Divorce can have far-reaching and lasting effects across the entire family unit. It’s not a pleasant experience for anyone involved; it can be a trauma in itself. Parents going through a divorce are no doubt experiencing a range of emotions. In the middle of this, it’s important for parents not to lose sight of the effects divorce can have on their children, including teenagers. Adolescence has enough turmoil and changes going on as it is; throwing a parental divorce into the mix doesn’t help these matters. Therefore, it’s important to help your teen cope with the effects of your divorce, and be mindful of the effects it can have on them. Let’s look at some steps you can take as a parent going through a divorce.
Encourage your teen to talk about how the divorce is affecting them
A family divorce can have a multitude of effects on your teen’s life beyond that of the home situation. For example, a teen may fear that they won’t see one parent often (or at all) if they move to another location. Conversely, they may worry that they’ll have to move away with one parent, change school and never see their friends again. It’s important to let your teen talk about how they feel about all this. Ensure them that they are being listened to and that you understand the effects that your divorce is having on them.
Reassure them that you love them no matter what
Your teen must understand that the divorce is between you and your ex. Make sure that they know that your love for them is unconditional and that just because you no longer want to be with your ex doesn’t mean that you want to cut them off too.
Avoid becoming estranged from your teen

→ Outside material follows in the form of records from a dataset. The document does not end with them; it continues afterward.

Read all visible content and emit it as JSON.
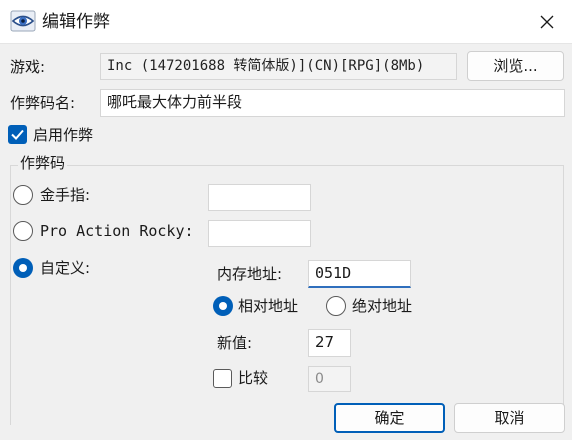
{
  "window": {
    "title": "编辑作弊",
    "icon": "eye-icon",
    "close_icon": "close-icon"
  },
  "game": {
    "label": "游戏:",
    "value": "Inc (147201688 转简体版)](CN)[RPG](8Mb)",
    "browse_label": "浏览..."
  },
  "cheat_name": {
    "label": "作弊码名:",
    "value": "哪吒最大体力前半段"
  },
  "enable": {
    "label": "启用作弊",
    "checked": true
  },
  "group": {
    "label": "作弊码",
    "gold_finger_label": "金手指:",
    "gold_finger_value": "",
    "par_label": "Pro Action Rocky:",
    "par_value": "",
    "custom_label": "自定义:",
    "selected": "custom"
  },
  "custom": {
    "address_label": "内存地址:",
    "address_value": "051D",
    "relative_label": "相对地址",
    "absolute_label": "绝对地址",
    "address_mode": "relative",
    "new_value_label": "新值:",
    "new_value": "27",
    "compare_label": "比较",
    "compare_checked": false,
    "compare_value": "0"
  },
  "buttons": {
    "ok_label": "确定",
    "cancel_label": "取消"
  },
  "colors": {
    "accent": "#005fb8",
    "dialog_bg": "#f0f0f0"
  }
}
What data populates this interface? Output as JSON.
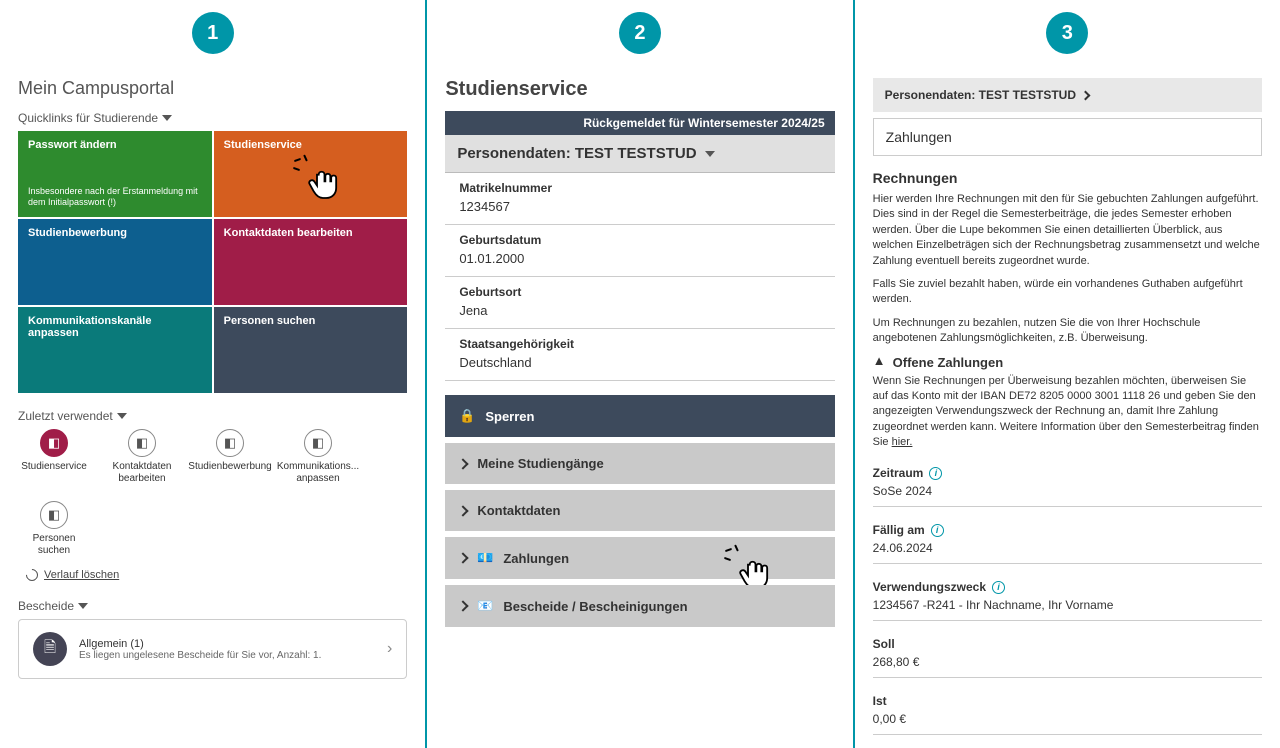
{
  "steps": {
    "one": "1",
    "two": "2",
    "three": "3"
  },
  "panel1": {
    "title": "Mein Campusportal",
    "quicklinks_label": "Quicklinks für Studierende",
    "tiles": {
      "password": {
        "title": "Passwort ändern",
        "sub": "Insbesondere nach der Erstanmeldung mit dem Initialpasswort (!)"
      },
      "studyservice": {
        "title": "Studienservice"
      },
      "application": {
        "title": "Studienbewerbung"
      },
      "contact": {
        "title": "Kontaktdaten bearbeiten"
      },
      "channels": {
        "title": "Kommunikationskanäle anpassen"
      },
      "search": {
        "title": "Personen suchen"
      }
    },
    "recent_label": "Zuletzt verwendet",
    "recent": [
      {
        "label": "Studienservice"
      },
      {
        "label": "Kontaktdaten bearbeiten"
      },
      {
        "label": "Studienbewerbung"
      },
      {
        "label": "Kommunikations... anpassen"
      },
      {
        "label": "Personen suchen"
      }
    ],
    "clear_history": "Verlauf löschen",
    "bescheide_label": "Bescheide",
    "notice": {
      "title": "Allgemein (1)",
      "sub": "Es liegen ungelesene Bescheide für Sie vor, Anzahl: 1."
    }
  },
  "panel2": {
    "title": "Studienservice",
    "status": "Rückgemeldet für Wintersemester 2024/25",
    "person_header": "Personendaten: TEST TESTSTUD",
    "fields": {
      "matrikel_label": "Matrikelnummer",
      "matrikel_value": "1234567",
      "birthdate_label": "Geburtsdatum",
      "birthdate_value": "01.01.2000",
      "birthplace_label": "Geburtsort",
      "birthplace_value": "Jena",
      "nationality_label": "Staatsangehörigkeit",
      "nationality_value": "Deutschland"
    },
    "accordion": {
      "sperren": "Sperren",
      "studiengaenge": "Meine Studiengänge",
      "kontakt": "Kontaktdaten",
      "zahlungen": "Zahlungen",
      "bescheide": "Bescheide / Bescheinigungen"
    }
  },
  "panel3": {
    "breadcrumb": "Personendaten: TEST TESTSTUD",
    "payments_title": "Zahlungen",
    "rechnungen_title": "Rechnungen",
    "rechnungen_text1": "Hier werden Ihre Rechnungen mit den für Sie gebuchten Zahlungen aufgeführt. Dies sind in der Regel die Semesterbeiträge, die jedes Semester erhoben werden. Über die Lupe bekommen Sie einen detaillierten Überblick, aus welchen Einzelbeträgen sich der Rechnungsbetrag zusammensetzt und welche Zahlung eventuell bereits zugeordnet wurde.",
    "rechnungen_text2": "Falls Sie zuviel bezahlt haben, würde ein vorhandenes Guthaben aufgeführt werden.",
    "rechnungen_text3": "Um Rechnungen zu bezahlen, nutzen Sie die von Ihrer Hochschule angebotenen Zahlungsmöglichkeiten, z.B. Überweisung.",
    "open_payments": "Offene Zahlungen",
    "open_text1": "Wenn Sie Rechnungen per Überweisung bezahlen möchten, überweisen Sie auf das Konto mit der IBAN DE72 8205 0000 3001 1118 26 und geben Sie den angezeigten Verwendungszweck der Rechnung an, damit Ihre Zahlung zugeordnet werden kann. Weitere Information über den Semesterbeitrag finden Sie ",
    "hier": "hier.",
    "details": {
      "zeitraum_label": "Zeitraum",
      "zeitraum_value": "SoSe 2024",
      "faellig_label": "Fällig am",
      "faellig_value": "24.06.2024",
      "zweck_label": "Verwendungszweck",
      "zweck_value": "1234567 -R241 - Ihr Nachname, Ihr Vorname",
      "soll_label": "Soll",
      "soll_value": "268,80 €",
      "ist_label": "Ist",
      "ist_value": "0,00 €"
    }
  }
}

While it may be the case that you end up moving away from your teen and only get to see them on certain days or perhaps weeks, prioritise time for them when you can. Maintain regular contact, be it by phone, text, etc. Ask them about how they’re getting in school, or any other activities they may engage in. Do your best to turn up for their sports games or musical recitals, etc. Estrangement is something feared by parents and children alike and these steps will help you avoid that occurring.
Watch out for signs that your teen is struggling with the effects of your divorce
Even if your teen hasn’t specifically brought up that the divorce is causing them distress, it’s important to be wary that this may be the case. Look out for signs. Maybe your teen has become withdrawn, they’ve stopped doing activities that they usually enjoy, or their eating habits have changed for the worse. Do they appear to be down all the time? Or perhaps they’re acting out of character. Look for signs of your teen resorting to unhealthy coping mechanisms, lashing out, or engaging in risky behaviour.
Don’t force your teen to “choose a side” in the divorce
The effects of divorce are stressful enough for teens. Do not add to this by pitting them between you and your former partner. Do not argue in front of your children, it will only cause more upset in an already fretful situation. Do not force them to choose one parent over the other. Do not try to turn them against your ex. No good will come from this. It will only serve to increase your teenager’s anxieties and frustrations.
Avoid talking negatively about your former partner in front of your teen
Look. There may well be valid reasons for your divorce. You of course should discuss them with trusted friends and perhaps other adult relatives. However, please avoid doing so in front of, or with, your children. As mentioned in the previous paragraph, forcing a teen to choose a side in the divorce does no good for anyone and neither will trying to negatively influence them against their other parent.
I hope that these points have been of help to anyone who is struggling with the impact a divorce is having on their children. To summarise, it’s important to maintain bonds with your teen, to keep an active interest in their life, and not to try to pit them against your former partner during and after a divorce. It’s also vitally important to keep an eye out for signs that they may be struggling with the effects of your divorce. If you do feel that your teen needs that extra bit of help in handling the situation, it may be worth encouraging them to see a professional counsellor. Please feel free to contact me to see if I can help with the situation.